Strata Reaches End of Life
After years of having been largely ignored, I am archiving the Strata project.
Even though I know for a fact that nobody is using the library from looking at its Packagist install statistics, it is now official that you should not consider it to build your next project.
The reasons for the deprecation are twofold:
- I have not been in a position where I have to make Wordpress behave like a full-fledged CMS for a while now.
- I have no interest in maintaining a project that found no traction in the community.
Things are still pretty bad though
While I no longer wish to modernize PHP and Wordpress development, it doesn’t mean they have no room for improvement.
Nothing has changed regarding Wordpress’s technical implementation in these last years.
Let’s move on
Nowadays I don’t recommend Wordpress for anything. I never really did, to be honest, but now I have the luxury of not having to use it… and I feel sorry for those who must.
I find the blogging tool to be a poorly implemented solution using legacy coding patterns written in a language that has trouble modernizing.
This description of Wordpress really shouldn’t be a surprise for any seasoned developer. Out of the box, the blog engine still won’t support Composer for versioning, it won’t ship with content translation management even though it features static translations, and it relies on events that can potentially be overridden in absolutely unmaintainable ways – whether or not that code is object-oriented.
Usage is not a sign of quality
One ironic realization that came to me while building on Wordpress was that the vast quantity of available plugins is often used as a selling point, but they are often more a hindrance in practice.
To be clear some do work fine. The big ones like Advanced Custom Fields are awesome but, like Strata, I feel they are trying to improve boat that does not quite float.

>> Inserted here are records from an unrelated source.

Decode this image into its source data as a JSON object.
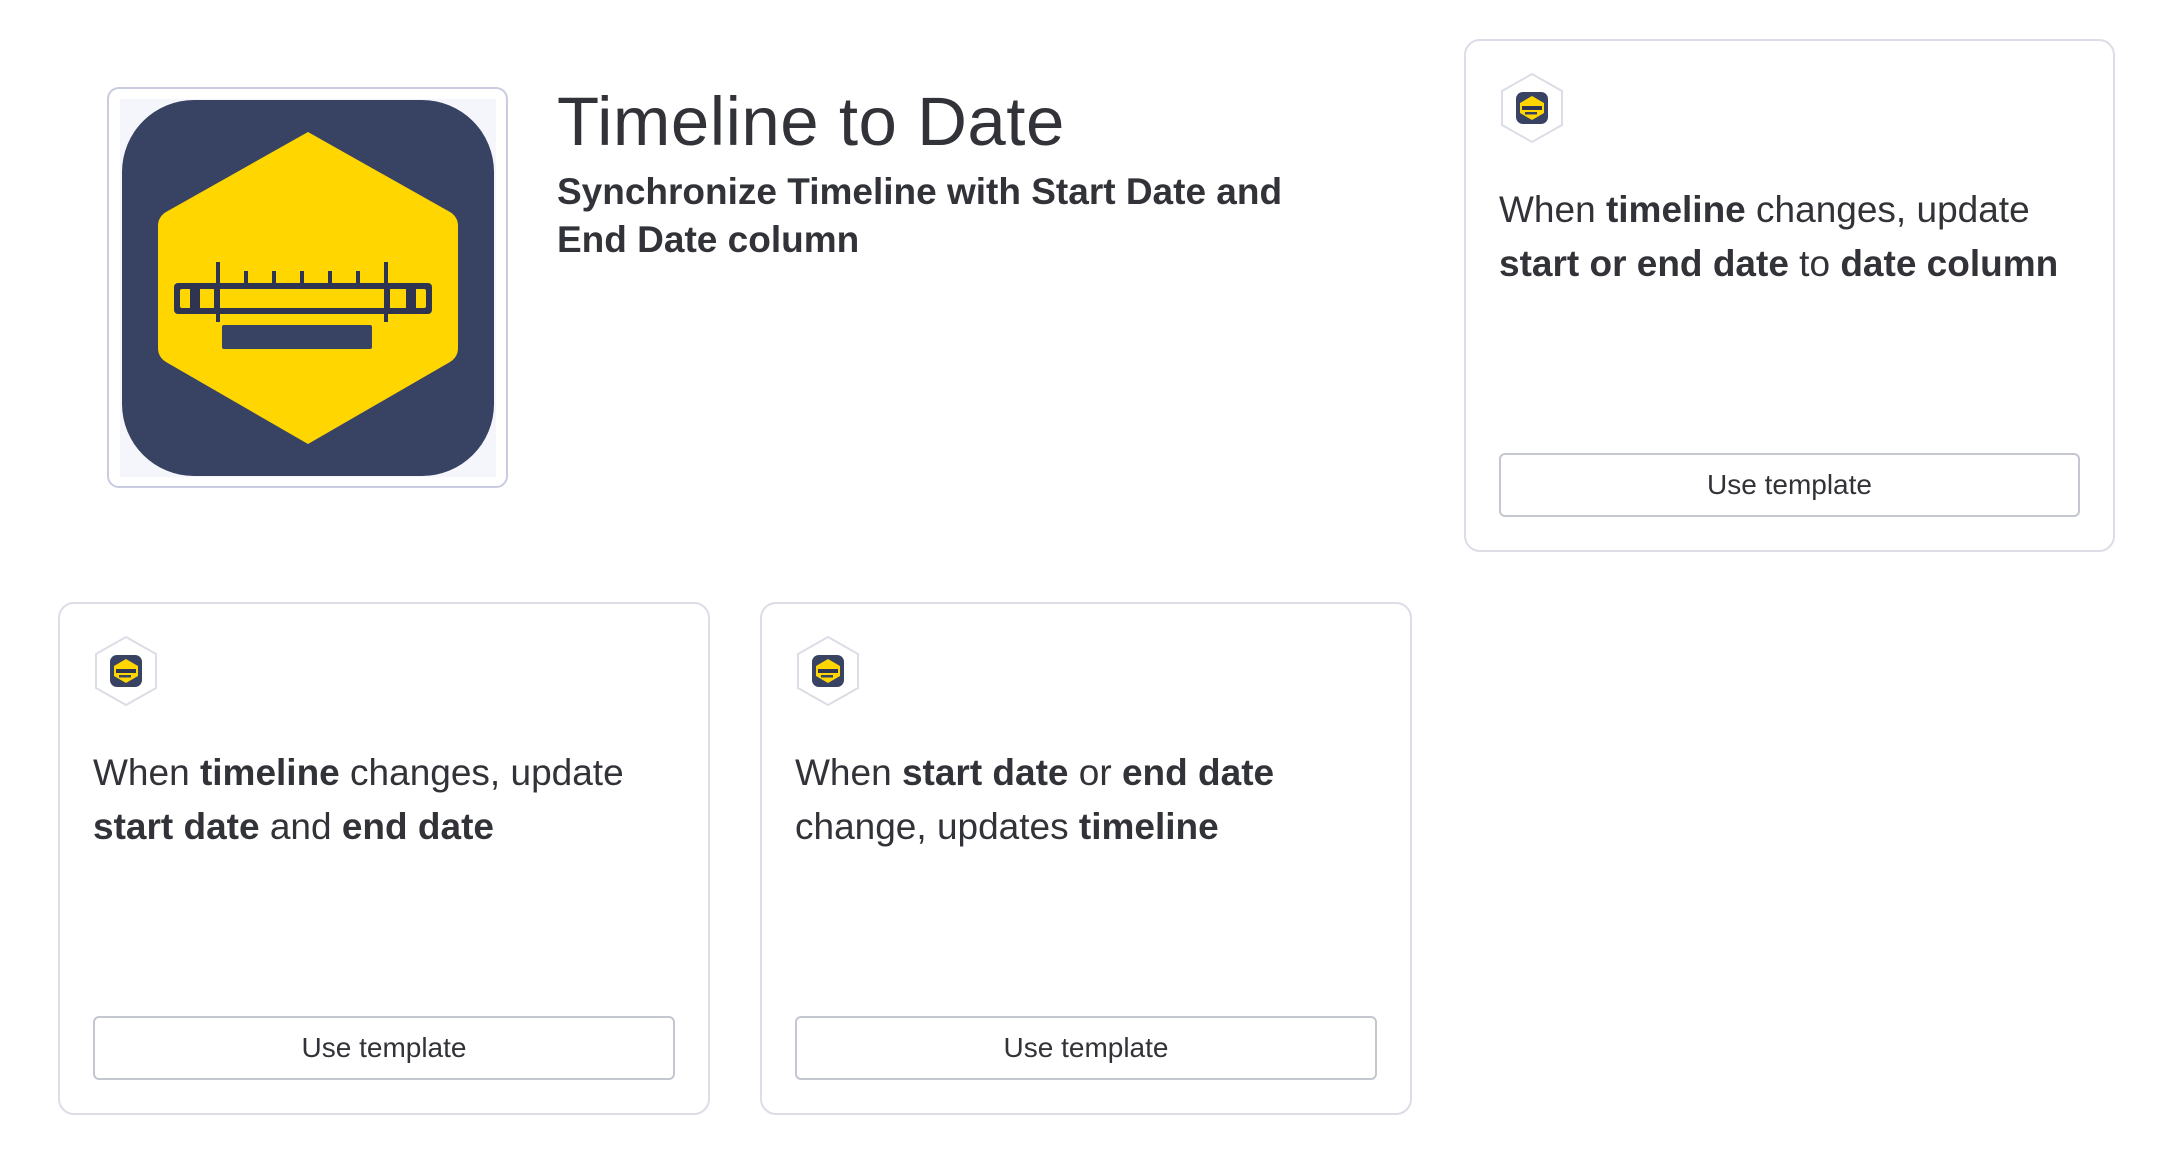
{
  "app": {
    "title": "Timeline to Date",
    "subtitle": "Synchronize Timeline with Start Date and End Date column",
    "logo_icon": "timeline-ruler-hexagon-icon",
    "colors": {
      "navy": "#384263",
      "yellow": "#ffd600"
    }
  },
  "templates": [
    {
      "parts": [
        {
          "t": "When ",
          "b": false
        },
        {
          "t": "timeline",
          "b": true
        },
        {
          "t": " changes, update ",
          "b": false
        },
        {
          "t": "start or end date",
          "b": true
        },
        {
          "t": " to ",
          "b": false
        },
        {
          "t": "date column",
          "b": true
        }
      ],
      "button": "Use template"
    },
    {
      "parts": [
        {
          "t": "When ",
          "b": false
        },
        {
          "t": "timeline",
          "b": true
        },
        {
          "t": " changes, update ",
          "b": false
        },
        {
          "t": "start date",
          "b": true
        },
        {
          "t": " and ",
          "b": false
        },
        {
          "t": "end date",
          "b": true
        }
      ],
      "button": "Use template"
    },
    {
      "parts": [
        {
          "t": "When ",
          "b": false
        },
        {
          "t": "start date",
          "b": true
        },
        {
          "t": " or ",
          "b": false
        },
        {
          "t": "end date",
          "b": true
        },
        {
          "t": " change, updates ",
          "b": false
        },
        {
          "t": "timeline",
          "b": true
        }
      ],
      "button": "Use template"
    }
  ]
}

In truth, the plugins you install on a site quickly become a liability because they are often security disasters waiting to happen. That’s when they fully enable the feature your project needs to start with.
For the brave, Strata is easy to copy
What Strata enabled can easily be added to the Wordpress core if they cared. All in all, Strata was really just an event hook that registered early in the rendering pipeline that would route URLs to controller classes.
It is true that we did clever Custom Post Type autoloading and that our controllers could override the templating engine to allow custom response types (ex: JSON, file downloads, etc.) which Wordpress would have a hard time refactoring in.
They would still have a better platform with a fraction of the features granted by Strata though. I am surprised they are not trying harder by now.
Routing worked great
In hindsight, especially because of translations, I would probably route on the template key used by a custom post type rather than its slug. I would also rebuild the router using Symfony components instead of the pattern matcher we were using.
No matter the details, it is hard to argue against routing actions, filters, events and custom post types to dedicated controllers classes as an elegant way of keeping your code organized while leaving logic out of the templates.
Custom Post Type as Models
This is where I think you got the most value out of Strata.
Considering each Custom Post Types as a model, we were able to create an abstraction to the database that hid Wordpress’ raw database queries.
You could query your posts with an almost ORM type API and invoke Active Record-like methods on the obtained result’s elements. Those clearly defined boundaries between your model queries and your model entity manipulations.
That was incredibly useful and I was able to deliver complex functionality easily with that and basic class inheritance.
And so this is it, goodbye Strata. I have learned a lot from building you.
I am sad that Strata has not attracted more developers, but I would not want to maintain it at this point anyways. Not while Wordpress continues being… Wordpress.